I arrived Friday at the annual convention of the California Republican Assembly. My hopes for this group to become relevant to the political discourse in California suffered another setback when I came across a man about 30 years of age that was gathering signatures to qualify a ballot initiative. This initiative was to require all genetically engineered foods to be labeled as such. His argument was that then the market could decide whether to eat these types of food. Almost every delegate that he asked to sign this petition did so with no questions. The man then said that voters could decide in November.
I did something I normally don’t do and that was try to engage him in a conversation about this petition. I started with the fact that this petition will be found unconstitutional because it violates the interstate commerce clause of the Constitution. He did not care.
I tried to argue that all food is genetically engineered. Anyone ever hear of Gregor Mendel? All plant breading is genetically engineering. He tried to say that wasn’t what his petition was about. I said what about engineering food to provide more nutrients. He flatly stated that this was not possible and nobody was doing this. At this point—were there any doubt—I now had all the proof I needed that this man was a fool; no evidence would convince him that this was folly. However, I did cast a few more pearls.

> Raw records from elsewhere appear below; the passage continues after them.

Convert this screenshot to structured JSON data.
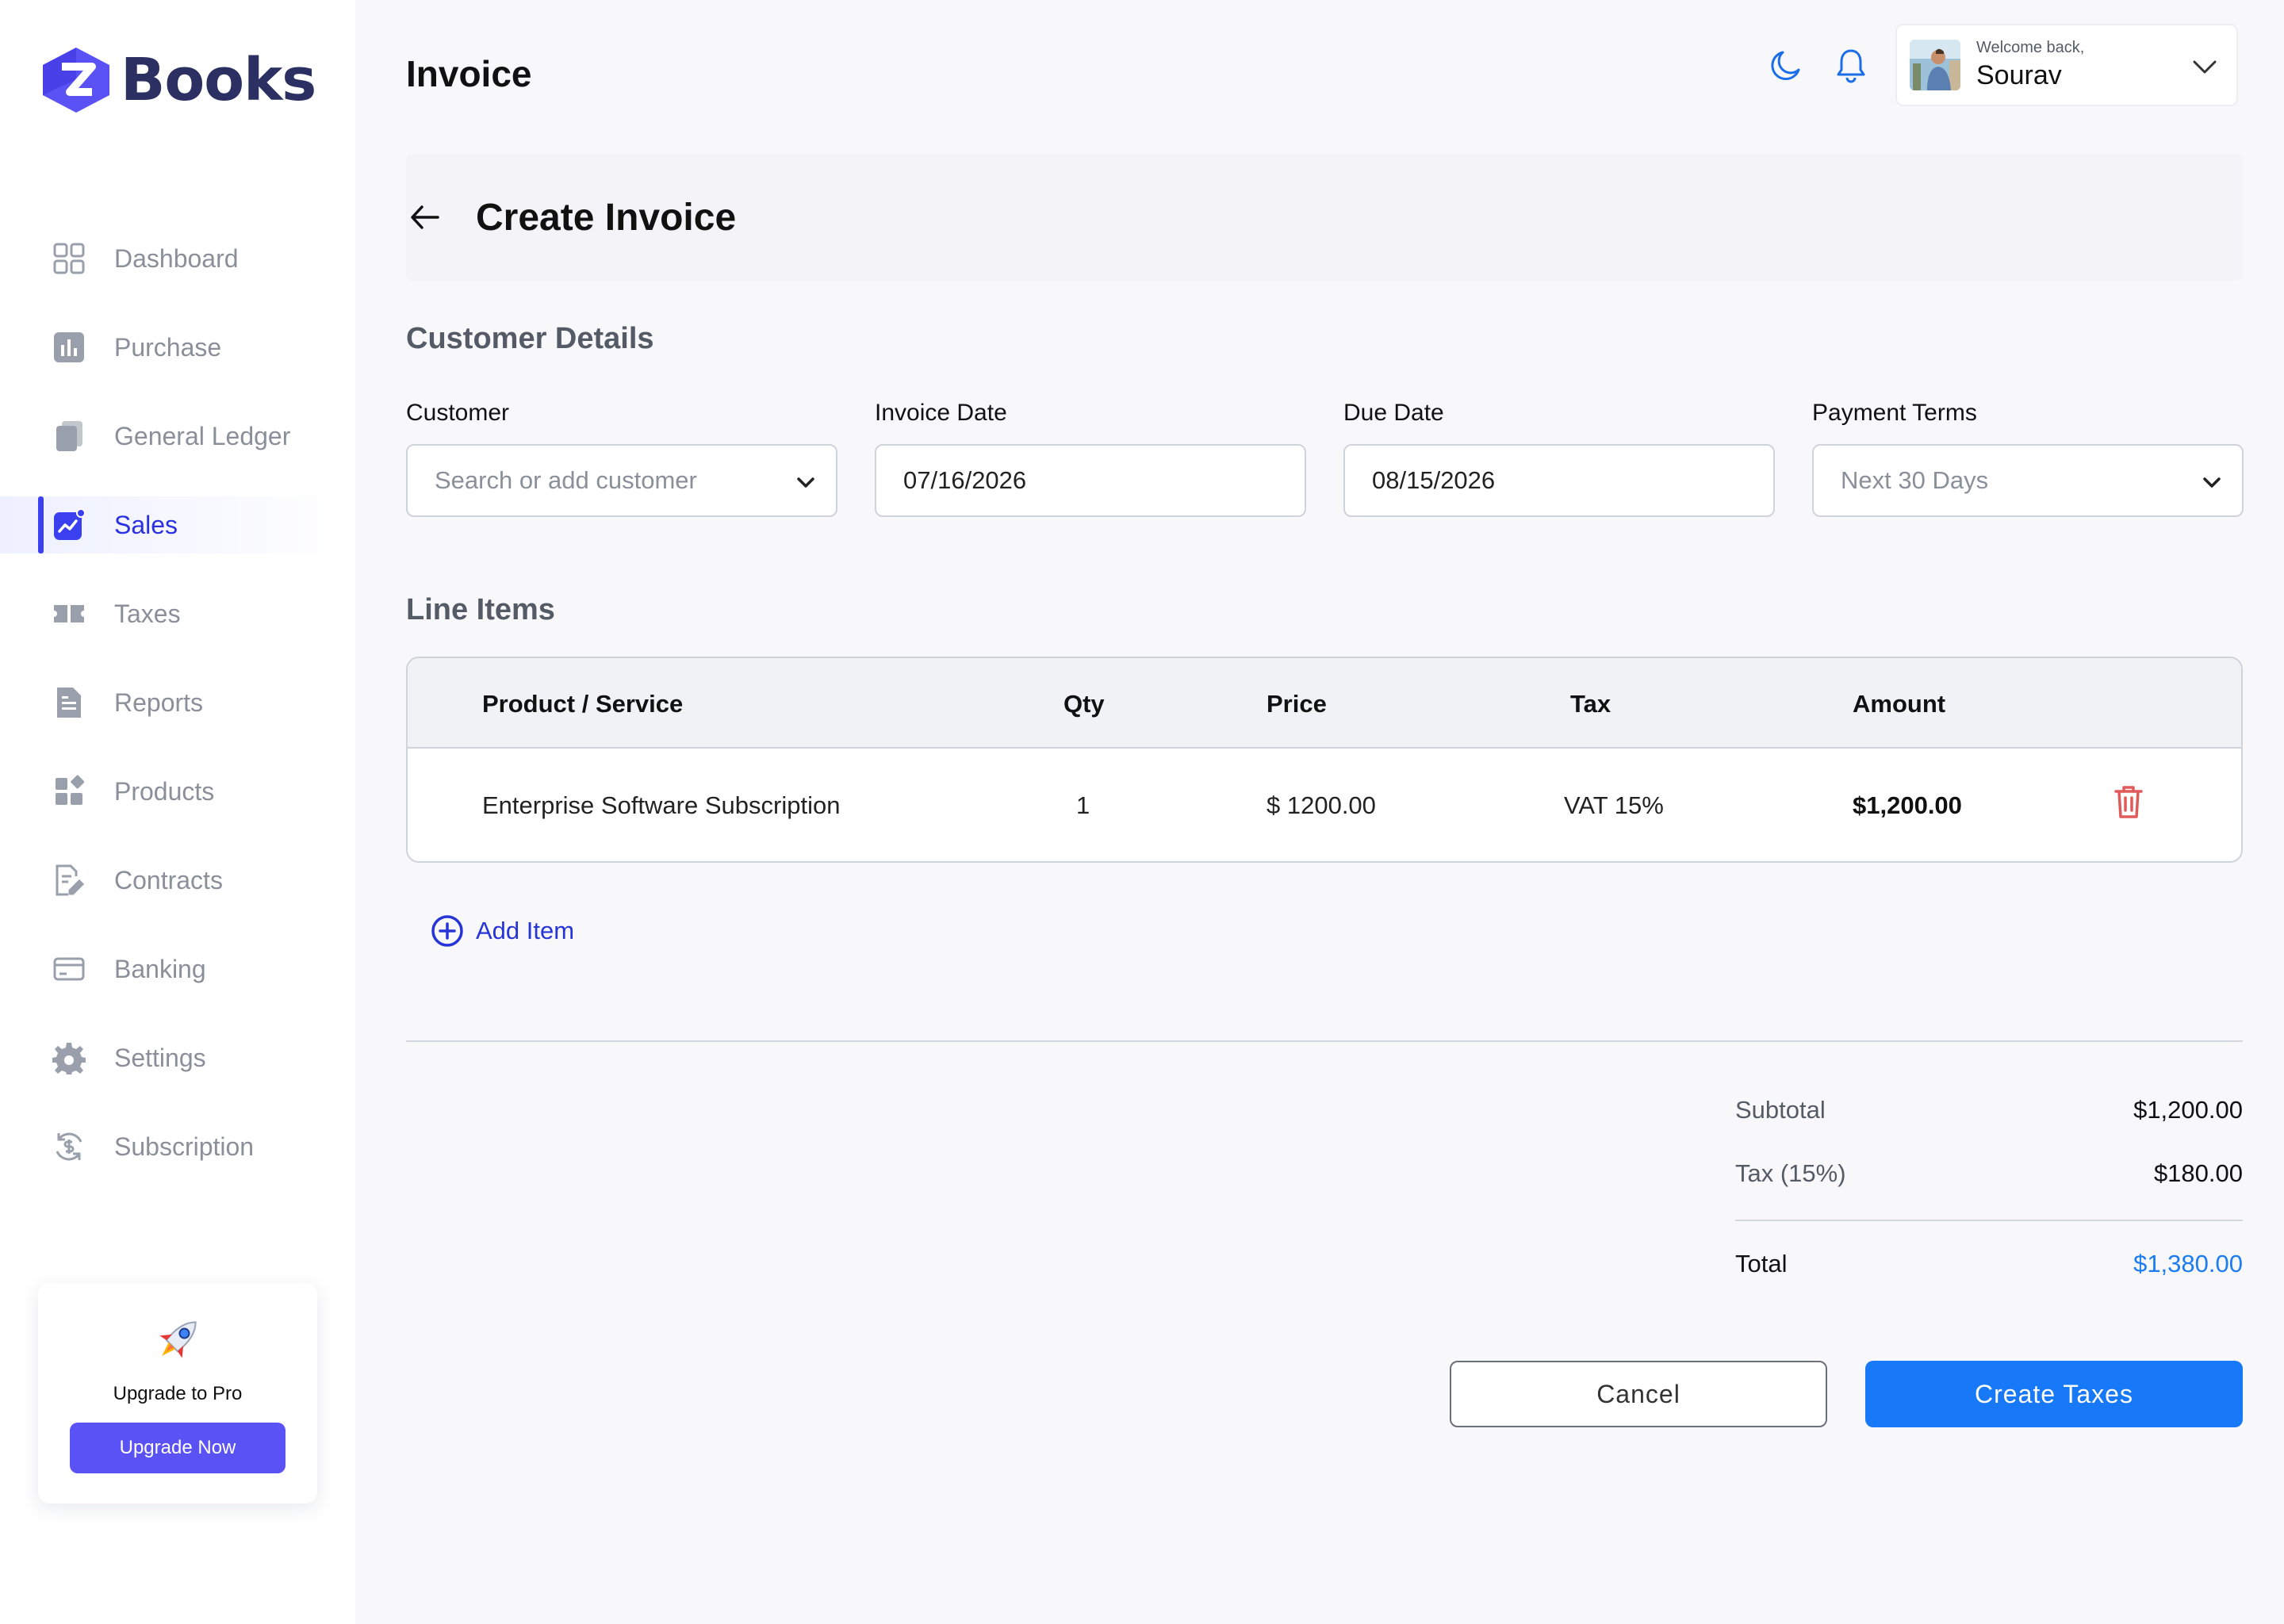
{
  "brand": {
    "name": "Books",
    "logo_letter": "Z"
  },
  "sidebar": {
    "items": [
      {
        "label": "Dashboard",
        "icon": "grid-icon"
      },
      {
        "label": "Purchase",
        "icon": "bar-chart-icon"
      },
      {
        "label": "General Ledger",
        "icon": "copy-icon"
      },
      {
        "label": "Sales",
        "icon": "trend-chart-icon",
        "active": true
      },
      {
        "label": "Taxes",
        "icon": "ticket-icon"
      },
      {
        "label": "Reports",
        "icon": "document-icon"
      },
      {
        "label": "Products",
        "icon": "widgets-icon"
      },
      {
        "label": "Contracts",
        "icon": "contract-edit-icon"
      },
      {
        "label": "Banking",
        "icon": "credit-card-icon"
      },
      {
        "label": "Settings",
        "icon": "gear-icon"
      },
      {
        "label": "Subscription",
        "icon": "dollar-refresh-icon"
      }
    ],
    "upgrade": {
      "title": "Upgrade to Pro",
      "button": "Upgrade Now",
      "icon": "rocket-icon"
    }
  },
  "header": {
    "title": "Invoice",
    "welcome": "Welcome back,",
    "user_name": "Sourav"
  },
  "subheader": {
    "title": "Create Invoice"
  },
  "customer_details": {
    "title": "Customer Details",
    "customer": {
      "label": "Customer",
      "placeholder": "Search or add customer"
    },
    "invoice_date": {
      "label": "Invoice Date",
      "value": "07/16/2026"
    },
    "due_date": {
      "label": "Due Date",
      "value": "08/15/2026"
    },
    "payment_terms": {
      "label": "Payment Terms",
      "value": "Next 30 Days"
    }
  },
  "line_items": {
    "title": "Line Items",
    "columns": [
      "Product / Service",
      "Qty",
      "Price",
      "Tax",
      "Amount"
    ],
    "rows": [
      {
        "product": "Enterprise Software Subscription",
        "qty": "1",
        "price": "$ 1200.00",
        "tax": "VAT 15%",
        "amount": "$1,200.00"
      }
    ],
    "add_item": "Add Item"
  },
  "summary": {
    "subtotal_label": "Subtotal",
    "subtotal": "$1,200.00",
    "tax_label": "Tax (15%)",
    "tax": "$180.00",
    "total_label": "Total",
    "total": "$1,380.00"
  },
  "actions": {
    "cancel": "Cancel",
    "create": "Create Taxes"
  },
  "colors": {
    "accent": "#3a3ff0",
    "primary_button": "#1778f8",
    "total": "#1c7cf0",
    "upgrade": "#5b52f5",
    "trash": "#e05a5a"
  }
}
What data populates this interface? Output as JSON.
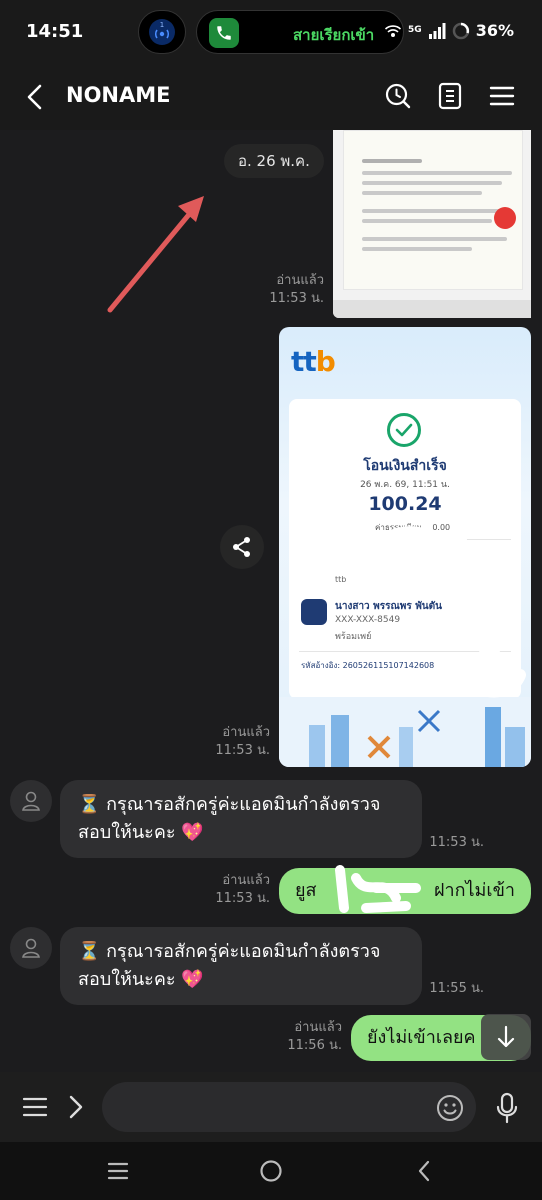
{
  "status_bar": {
    "time": "14:51",
    "notification_badge": "1",
    "call_status": "สายเรียกเข้า",
    "network": "5G",
    "battery": "36%"
  },
  "header": {
    "title": "NONAME"
  },
  "chat": {
    "date_chip": "อ. 26 พ.ค.",
    "messages": [
      {
        "read": "อ่านแล้ว",
        "time": "11:53 น."
      },
      {
        "read": "อ่านแล้ว",
        "time": "11:53 น.",
        "receipt": {
          "bank_logo": "ttb",
          "title": "โอนเงินสำเร็จ",
          "datetime": "26 พ.ค. 69, 11:51 น.",
          "amount": "100.24",
          "fee_label": "ค่าธรรมเนียม",
          "fee": "0.00",
          "sender_bank": "ttb",
          "recipient_name": "นางสาว พรรณพร พันตัน",
          "recipient_account": "XXX-XXX-8549",
          "recipient_method": "พร้อมเพย์",
          "reference": "รหัสอ้างอิง: 26052611510714260​8"
        }
      },
      {
        "text": "⏳ กรุณารอสักครู่ค่ะแอดมินกำลังตรวจสอบให้นะคะ 💖",
        "time": "11:53 น."
      },
      {
        "read": "อ่านแล้ว",
        "time": "11:53 น.",
        "text": "ยูส",
        "text_end": "ฝากไม่เข้า"
      },
      {
        "text": "⏳ กรุณารอสักครู่ค่ะแอดมินกำลังตรวจสอบให้นะคะ 💖",
        "time": "11:55 น."
      },
      {
        "read": "อ่านแล้ว",
        "time": "11:56 น.",
        "text": "ยังไม่เข้าเลยค"
      }
    ]
  },
  "input": {
    "placeholder": ""
  },
  "colors": {
    "outgoing_bubble": "#93e283",
    "incoming_bubble": "#2f2f31",
    "annotation_arrow": "#e05a5a"
  }
}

I told him that the presumption of such a petition would be that all food was genetically manipulated and that all food producers would have to prove that their food was not. All food would have to be tracked from grower to mill to feedlot or cereal producer or grocery store. Anything that mixed field A with field B would need to be tracked. I and my family have been in and around agriculture for many years and this man claimed his expertise was that he had his own garden. BFD! I then told him that 97 percent of the food in his local grocery store was from outside California and the only way his bill would work is if every food producer in the world was tracked by batch from the field to the local grocery store, Only then could his initiative be enforced. I told him that the bureaucracy required to track this would cost tens of billions of dollars. He did not believe me. I said that this program would dwarf the government intrusion of AB32.
He said it would be worth it to let the market decide. Consumers needed a label with this information. He repeatedly named Monsanto and Dow as the villains of this imaginary drama.
I told him that this petition was the brain child of liberals from San Francisco and asked him how he could harmonize signature gathering for such an idea with his identification with a conservative Republican political organization. I also told him if he really wanted to do some good in the food market that banning ethanol would be much more beneficial than this he was pushing. The only glimmer of hope in the whole conversation was when he agreed that banning ethanol would be a good idea.
If Republicans in Southern California are this naive then what hope do we have on issues such as water?
Thankfully, the next day this ballot initiative was overwhelmingly opposed by delegates at the convention. The dozen or so that voted to support it were—according to my source—were mostly residents of Orange County.